* **DATASET EXTRACT**:

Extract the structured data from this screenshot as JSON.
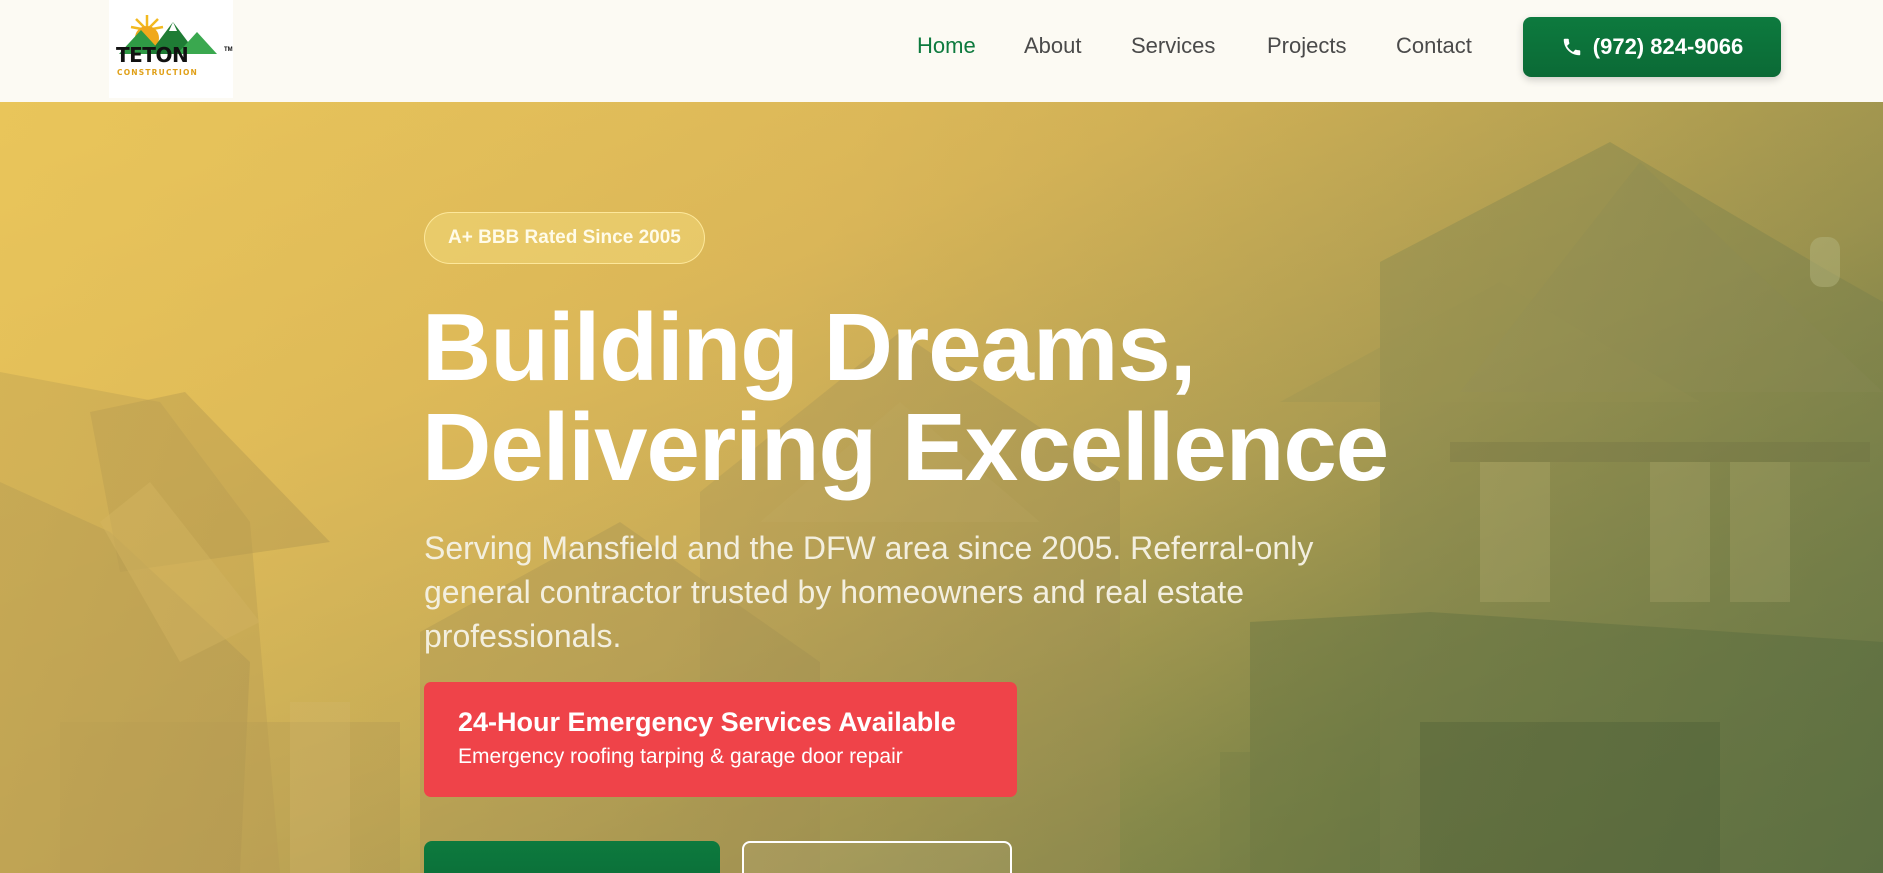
{
  "header": {
    "logo": {
      "wordmark": "TETON",
      "subline": "CONSTRUCTION",
      "trademark": "TM",
      "icon": "sun-mountains-logo"
    },
    "nav": [
      {
        "label": "Home",
        "active": true
      },
      {
        "label": "About",
        "active": false
      },
      {
        "label": "Services",
        "active": false
      },
      {
        "label": "Projects",
        "active": false
      },
      {
        "label": "Contact",
        "active": false
      }
    ],
    "phone_button": {
      "label": "(972) 824-9066",
      "icon": "phone-icon"
    }
  },
  "hero": {
    "badge": "A+ BBB Rated Since 2005",
    "title_line1": "Building Dreams,",
    "title_line2": "Delivering Excellence",
    "subtitle": "Serving Mansfield and the DFW area since 2005. Referral-only general contractor trusted by homeowners and real estate professionals.",
    "emergency": {
      "title": "24-Hour Emergency Services Available",
      "description": "Emergency roofing tarping & garage door repair"
    }
  },
  "colors": {
    "brand_green": "#0d7a3e",
    "emergency_red": "#ef4349",
    "hero_gold": "#e6c25a"
  }
}
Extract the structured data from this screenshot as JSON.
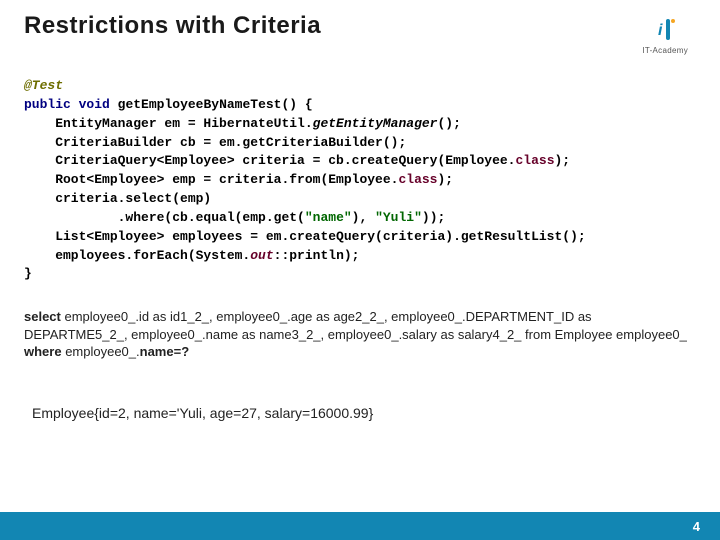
{
  "title": "Restrictions with Criteria",
  "logo_text": "IT-Academy",
  "code": {
    "anno": "@Test",
    "kw_public": "public",
    "kw_void": "void",
    "method": "getEmployeeByNameTest",
    "brace_open": "() {",
    "l1a": "    EntityManager em = HibernateUtil.",
    "l1b": "getEntityManager",
    "l1c": "();",
    "l2": "    CriteriaBuilder cb = em.getCriteriaBuilder();",
    "l3a": "    CriteriaQuery<Employee> criteria = cb.createQuery(Employee.",
    "l3b": "class",
    "l3c": ");",
    "l4a": "    Root<Employee> emp = criteria.from(Employee.",
    "l4b": "class",
    "l4c": ");",
    "l5": "    criteria.select(emp)",
    "l6a": "            .where(cb.equal(emp.get(",
    "l6b": "\"name\"",
    "l6c": "), ",
    "l6d": "\"Yuli\"",
    "l6e": "));",
    "l7": "    List<Employee> employees = em.createQuery(criteria).getResultList();",
    "l8a": "    employees.forEach(System.",
    "l8b": "out",
    "l8c": "::println);",
    "brace_close": "}"
  },
  "sql": {
    "select": "select",
    "body": " employee0_.id as id1_2_, employee0_.age as age2_2_, employee0_.DEPARTMENT_ID as DEPARTME5_2_, employee0_.name as name3_2_, employee0_.salary as salary4_2_ from Employee employee0_ ",
    "where": "where",
    "tail": " employee0_.",
    "nameq": "name=?"
  },
  "result": "Employee{id=2, name='Yuli, age=27, salary=16000.99}",
  "page": "4"
}
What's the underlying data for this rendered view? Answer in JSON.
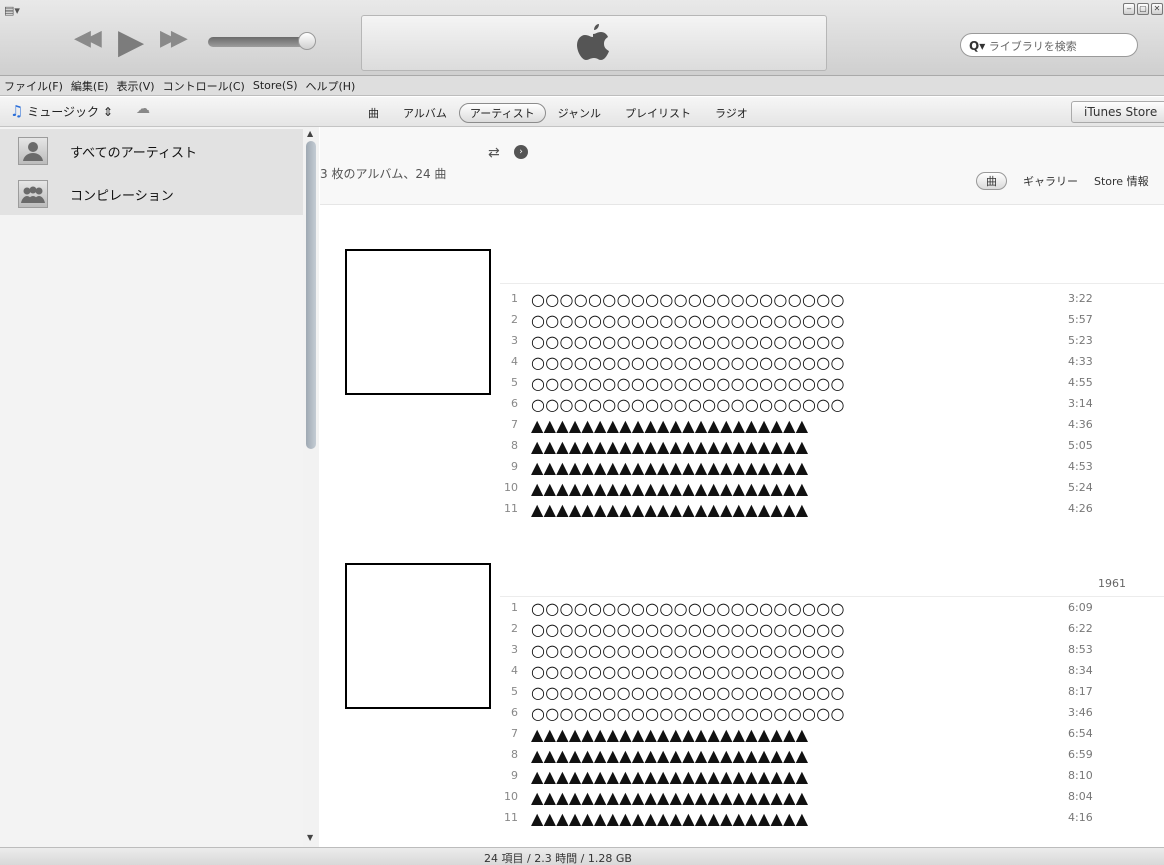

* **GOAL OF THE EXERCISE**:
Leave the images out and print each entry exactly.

* **ANSWER TO THIS PROBLEM**:
Extract the structured data from this screenshot as JSON.
{
  "header": {
    "logo": {
      "wordmark": "TETON",
      "subline": "CONSTRUCTION",
      "trademark": "TM",
      "icon": "sun-mountains-logo"
    },
    "nav": [
      {
        "label": "Home",
        "active": true
      },
      {
        "label": "About",
        "active": false
      },
      {
        "label": "Services",
        "active": false
      },
      {
        "label": "Projects",
        "active": false
      },
      {
        "label": "Contact",
        "active": false
      }
    ],
    "phone_button": {
      "label": "(972) 824-9066",
      "icon": "phone-icon"
    }
  },
  "hero": {
    "badge": "A+ BBB Rated Since 2005",
    "title_line1": "Building Dreams,",
    "title_line2": "Delivering Excellence",
    "subtitle": "Serving Mansfield and the DFW area since 2005. Referral-only general contractor trusted by homeowners and real estate professionals.",
    "emergency": {
      "title": "24-Hour Emergency Services Available",
      "description": "Emergency roofing tarping & garage door repair"
    }
  },
  "colors": {
    "brand_green": "#0d7a3e",
    "emergency_red": "#ef4349",
    "hero_gold": "#e6c25a"
  }
}
Extract the structured data from this screenshot as JSON.
{
  "title": "Restrictions with Criteria",
  "logo_text": "IT-Academy",
  "code": {
    "anno": "@Test",
    "kw_public": "public",
    "kw_void": "void",
    "method": "getEmployeeByNameTest",
    "brace_open": "() {",
    "l1a": "    EntityManager em = HibernateUtil.",
    "l1b": "getEntityManager",
    "l1c": "();",
    "l2": "    CriteriaBuilder cb = em.getCriteriaBuilder();",
    "l3a": "    CriteriaQuery<Employee> criteria = cb.createQuery(Employee.",
    "l3b": "class",
    "l3c": ");",
    "l4a": "    Root<Employee> emp = criteria.from(Employee.",
    "l4b": "class",
    "l4c": ");",
    "l5": "    criteria.select(emp)",
    "l6a": "            .where(cb.equal(emp.get(",
    "l6b": "\"name\"",
    "l6c": "), ",
    "l6d": "\"Yuli\"",
    "l6e": "));",
    "l7": "    List<Employee> employees = em.createQuery(criteria).getResultList();",
    "l8a": "    employees.forEach(System.",
    "l8b": "out",
    "l8c": "::println);",
    "brace_close": "}"
  },
  "sql": {
    "select": "select",
    "body": " employee0_.id as id1_2_, employee0_.age as age2_2_, employee0_.DEPARTMENT_ID as DEPARTME5_2_, employee0_.name as name3_2_, employee0_.salary as salary4_2_ from Employee employee0_ ",
    "where": "where",
    "tail": " employee0_.",
    "nameq": "name=?"
  },
  "result": "Employee{id=2, name='Yuli, age=27, salary=16000.99}",
  "page": "4"
}
What's the underlying data for this rendered view? Answer in JSON.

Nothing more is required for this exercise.